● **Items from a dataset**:
----------
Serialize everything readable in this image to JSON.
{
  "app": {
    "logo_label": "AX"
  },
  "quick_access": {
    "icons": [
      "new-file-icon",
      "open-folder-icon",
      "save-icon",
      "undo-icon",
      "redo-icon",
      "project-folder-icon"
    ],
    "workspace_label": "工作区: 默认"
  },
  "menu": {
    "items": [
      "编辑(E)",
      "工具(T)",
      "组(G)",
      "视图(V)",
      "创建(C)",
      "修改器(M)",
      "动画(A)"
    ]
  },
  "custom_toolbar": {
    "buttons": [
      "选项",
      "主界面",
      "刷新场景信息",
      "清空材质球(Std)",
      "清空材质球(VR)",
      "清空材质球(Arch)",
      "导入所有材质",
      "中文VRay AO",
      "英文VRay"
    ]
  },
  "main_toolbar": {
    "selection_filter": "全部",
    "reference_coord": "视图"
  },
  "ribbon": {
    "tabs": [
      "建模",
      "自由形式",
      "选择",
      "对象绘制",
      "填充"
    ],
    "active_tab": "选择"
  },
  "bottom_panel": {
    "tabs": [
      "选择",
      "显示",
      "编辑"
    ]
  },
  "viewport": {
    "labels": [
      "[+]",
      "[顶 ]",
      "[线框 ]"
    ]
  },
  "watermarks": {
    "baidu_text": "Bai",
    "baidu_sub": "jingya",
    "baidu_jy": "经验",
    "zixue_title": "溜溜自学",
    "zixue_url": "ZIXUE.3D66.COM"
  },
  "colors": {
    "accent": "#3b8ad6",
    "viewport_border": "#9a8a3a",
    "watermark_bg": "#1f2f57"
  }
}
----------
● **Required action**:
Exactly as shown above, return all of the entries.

● **Task output**:
Serialize everything readable in this image to JSON.
{
  "app": {
    "logo_label": "AX"
  },
  "quick_access": {
    "icons": [
      "new-file-icon",
      "open-folder-icon",
      "save-icon",
      "undo-icon",
      "redo-icon",
      "project-folder-icon"
    ],
    "workspace_label": "工作区: 默认"
  },
  "menu": {
    "items": [
      "编辑(E)",
      "工具(T)",
      "组(G)",
      "视图(V)",
      "创建(C)",
      "修改器(M)",
      "动画(A)"
    ]
  },
  "custom_toolbar": {
    "buttons": [
      "选项",
      "主界面",
      "刷新场景信息",
      "清空材质球(Std)",
      "清空材质球(VR)",
      "清空材质球(Arch)",
      "导入所有材质",
      "中文VRay AO",
      "英文VRay"
    ]
  },
  "main_toolbar": {
    "selection_filter": "全部",
    "reference_coord": "视图"
  },
  "ribbon": {
    "tabs": [
      "建模",
      "自由形式",
      "选择",
      "对象绘制",
      "填充"
    ],
    "active_tab": "选择"
  },
  "bottom_panel": {
    "tabs": [
      "选择",
      "显示",
      "编辑"
    ]
  },
  "viewport": {
    "labels": [
      "[+]",
      "[顶 ]",
      "[线框 ]"
    ]
  },
  "watermarks": {
    "baidu_text": "Bai",
    "baidu_sub": "jingya",
    "baidu_jy": "经验",
    "zixue_title": "溜溜自学",
    "zixue_url": "ZIXUE.3D66.COM"
  },
  "colors": {
    "accent": "#3b8ad6",
    "viewport_border": "#9a8a3a",
    "watermark_bg": "#1f2f57"
  }
}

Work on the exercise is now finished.